Addiction and the law : a case-study of the Alcoholism and Drug Addiction Act.
Degree GrantorUniversity of Canterbury
Degree NameMaster of Laws
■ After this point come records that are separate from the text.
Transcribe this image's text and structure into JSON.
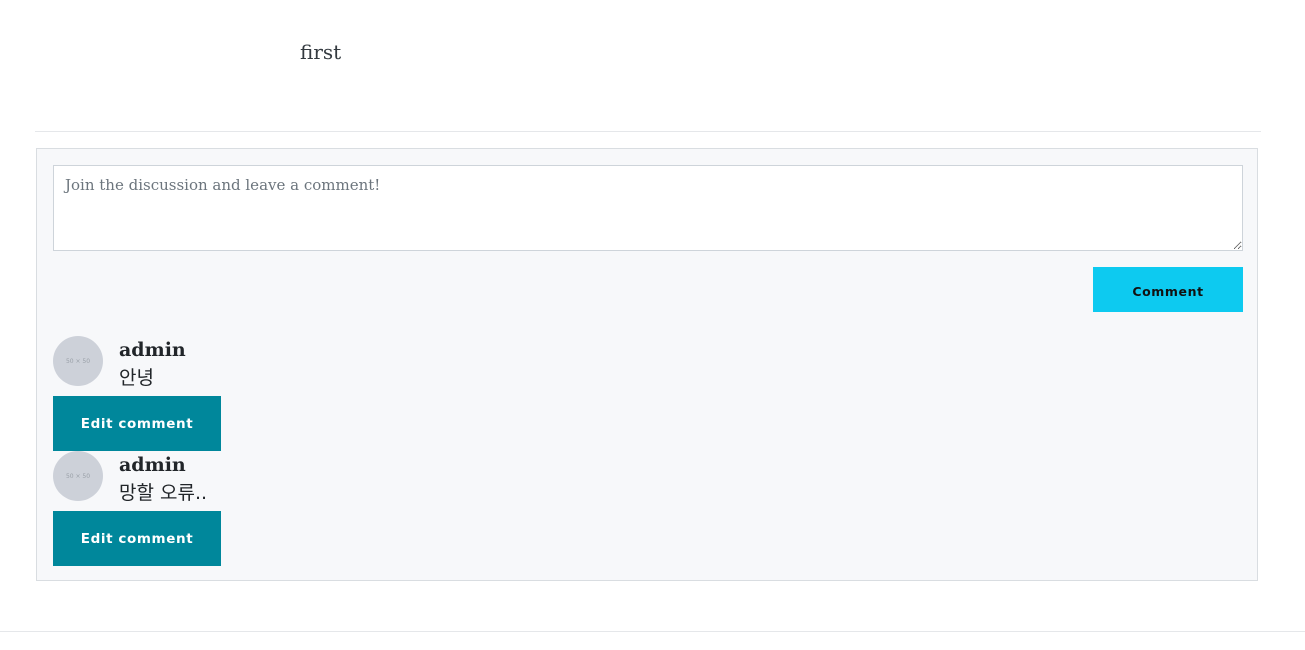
{
  "post": {
    "body": "first"
  },
  "comment_form": {
    "placeholder": "Join the discussion and leave a comment!",
    "value": "",
    "submit_label": "Comment"
  },
  "comments": [
    {
      "avatar_text": "50 × 50",
      "author": "admin",
      "text": "안녕",
      "edit_label": "Edit comment"
    },
    {
      "avatar_text": "50 × 50",
      "author": "admin",
      "text": "망할 오류..",
      "edit_label": "Edit comment"
    }
  ],
  "colors": {
    "submit_button": "#0dcaf0",
    "edit_button": "#00879b",
    "panel_background": "#f7f8fa"
  }
}
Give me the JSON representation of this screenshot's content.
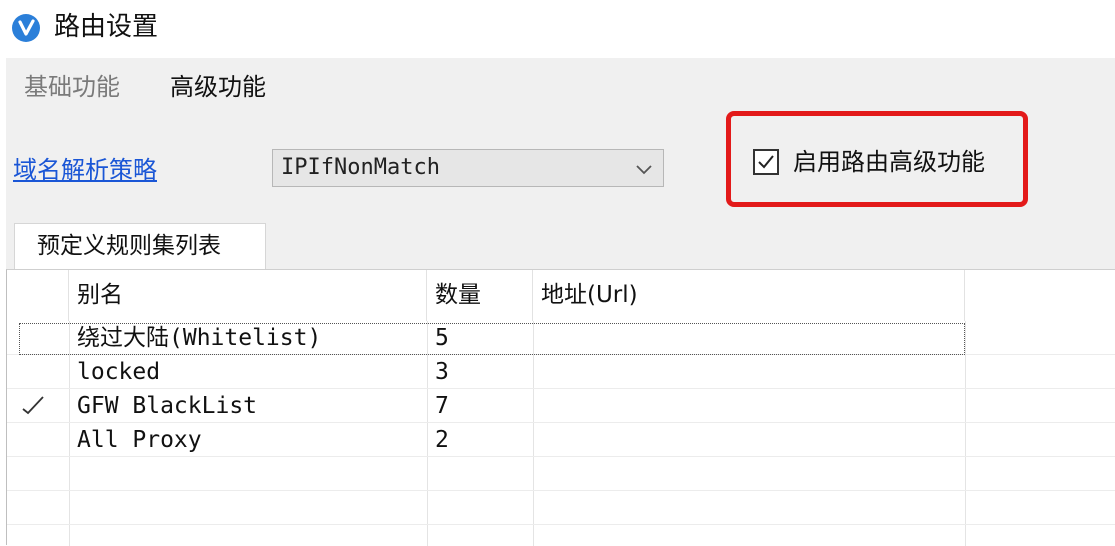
{
  "window": {
    "title": "路由设置"
  },
  "tabs": [
    {
      "label": "基础功能",
      "active": false
    },
    {
      "label": "高级功能",
      "active": true
    }
  ],
  "dns_strategy": {
    "label": "域名解析策略",
    "value": "IPIfNonMatch"
  },
  "advanced_toggle": {
    "label": "启用路由高级功能",
    "checked": true
  },
  "rules_tab": {
    "label": "预定义规则集列表"
  },
  "table": {
    "headers": [
      "别名",
      "数量",
      "地址(Url)"
    ],
    "rows": [
      {
        "mark": "",
        "alias": "绕过大陆(Whitelist)",
        "count": "5",
        "url": ""
      },
      {
        "mark": "",
        "alias": "locked",
        "count": "3",
        "url": ""
      },
      {
        "mark": "check",
        "alias": "GFW BlackList",
        "count": "7",
        "url": ""
      },
      {
        "mark": "",
        "alias": "All Proxy",
        "count": "2",
        "url": ""
      }
    ]
  },
  "colors": {
    "accent": "#2b7fd9",
    "link": "#1a56d6",
    "highlight_border": "#e31a1a",
    "panel_bg": "#f0f0f0"
  },
  "icons": {
    "logo": "v-logo-icon",
    "dropdown": "chevron-down-icon",
    "checkbox": "checkmark-icon",
    "row_selected": "checkmark-icon"
  }
}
The thesis presents a case study of New Zealand's Alcoholism and Drug Addiction Act 1966 - a civil commitment law used to detain alcoholics and drug addicts for up to two years in state-certified residential treatment facilities. The thesis positions itself as a call for legislative reform. The central argument is that the Act is an anachronistic and potentially draconian piece of social legislation which has no place on the modern-day New Zealand statute book. In the first part of the thesis, Chapter 1 introduces the research, outlines the structure and methodology of the thesis, and locates the study within a wider tradition of scholarship on the management of people with alcohol problems. Chapter 2 summarises the analytical framework that is used to evaluate the Act, attaching particular importance to both the philosophical traditions and the practical strategies of harm minimisation and therapeutic jurisprudence. Chapter 3 gives a positivist reading of the legislation : outlining the evolution of the Act, essaying its major provisions, and noting the efforts that have been made to refine or reform the statute since it was passed in the mid-1960s. Chapter 4 draws on the limited amount of data available to describe how the Act is currently operating 'on the ground'. In the second part of the thesis, the Alcoholism and Drug Addiction Act is put into a comparative context by describing examples of similar-type statutes that exist in two other jurisdictions. Chapter 5 focuses on the New South Wales Inebriates Act 1912; Chapter 6 focuses on the Swedish Act on Care of Addicts in Certain Cases 1989. The final part of the thesis builds a case for reform of the Alcoholism and Drug Addiction Act. Chapter 7 identifies various practical and clinical problems with the Act, which mean that the statute does not work in instrumental terms. It is submitted that the Act cannot be said to make better provision for the care and treatment of alcoholics. Chapter 8 highlights several legal and philosophical difficulties with the Act, which mean that the legislation does not work in value terms. It is submitted that the Act is offensive to the right to refuse treatment and fundamentally conflicts with the principles of individual autonomy and informed consent. Chapter 9 proposes three options for reforming the Act, expressing a preference for the outright repeal of the statute. Finally, Chapter 10 draws conclusions from the preceding discussion, and speculates on the likelihood that the recommended reforms will be implemented.